- [TRY IT] The result should be all the records, exact and complete, without a single picture.

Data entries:

= Beginning of Section =

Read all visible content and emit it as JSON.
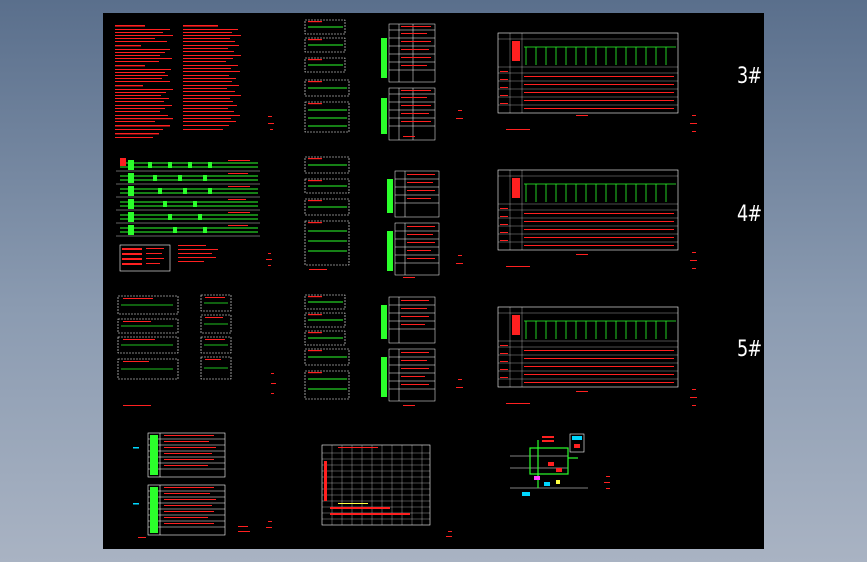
{
  "window": {
    "background_top": "#5a6f8c",
    "background_bottom": "#a9b3c3",
    "canvas_color": "#000000"
  },
  "colors": {
    "red": "#ff2020",
    "green": "#2bff2b",
    "white": "#ffffff",
    "cyan": "#00d8ff",
    "yellow": "#ffff40",
    "magenta": "#ff40ff"
  },
  "floors": [
    {
      "label": "3#"
    },
    {
      "label": "4#"
    },
    {
      "label": "5#"
    }
  ]
}
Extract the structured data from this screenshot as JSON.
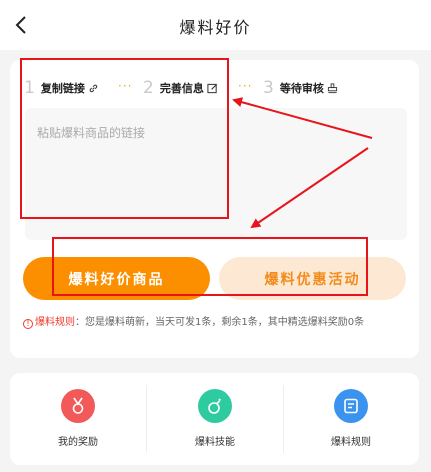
{
  "header": {
    "title": "爆料好价"
  },
  "steps": [
    {
      "num": "1",
      "label": "复制链接"
    },
    {
      "num": "2",
      "label": "完善信息"
    },
    {
      "num": "3",
      "label": "等待审核"
    }
  ],
  "step_separator": "···",
  "paste": {
    "placeholder": "粘贴爆料商品的链接"
  },
  "buttons": {
    "primary": "爆料好价商品",
    "secondary": "爆料优惠活动"
  },
  "rules": {
    "badge": "!",
    "title": "爆料规则",
    "text": "：您是爆料萌新，当天可发1条，剩余1条，其中精选爆料奖励0条"
  },
  "features": [
    {
      "label": "我的奖励",
      "color": "#f25a5a"
    },
    {
      "label": "爆料技能",
      "color": "#2fcba0"
    },
    {
      "label": "爆料规则",
      "color": "#3b93f0"
    }
  ],
  "annotation_color": "#e8141c"
}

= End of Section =

- [TASK RESPONSE]
Read all visible content and emit it as JSON.
{
  "window": {
    "background_top": "#5a6f8c",
    "background_bottom": "#a9b3c3",
    "canvas_color": "#000000"
  },
  "colors": {
    "red": "#ff2020",
    "green": "#2bff2b",
    "white": "#ffffff",
    "cyan": "#00d8ff",
    "yellow": "#ffff40",
    "magenta": "#ff40ff"
  },
  "floors": [
    {
      "label": "3#"
    },
    {
      "label": "4#"
    },
    {
      "label": "5#"
    }
  ]
}
Extract the structured data from this screenshot as JSON.
{
  "header": {
    "title": "爆料好价"
  },
  "steps": [
    {
      "num": "1",
      "label": "复制链接"
    },
    {
      "num": "2",
      "label": "完善信息"
    },
    {
      "num": "3",
      "label": "等待审核"
    }
  ],
  "step_separator": "···",
  "paste": {
    "placeholder": "粘贴爆料商品的链接"
  },
  "buttons": {
    "primary": "爆料好价商品",
    "secondary": "爆料优惠活动"
  },
  "rules": {
    "badge": "!",
    "title": "爆料规则",
    "text": "：您是爆料萌新，当天可发1条，剩余1条，其中精选爆料奖励0条"
  },
  "features": [
    {
      "label": "我的奖励",
      "color": "#f25a5a"
    },
    {
      "label": "爆料技能",
      "color": "#2fcba0"
    },
    {
      "label": "爆料规则",
      "color": "#3b93f0"
    }
  ],
  "annotation_color": "#e8141c"
}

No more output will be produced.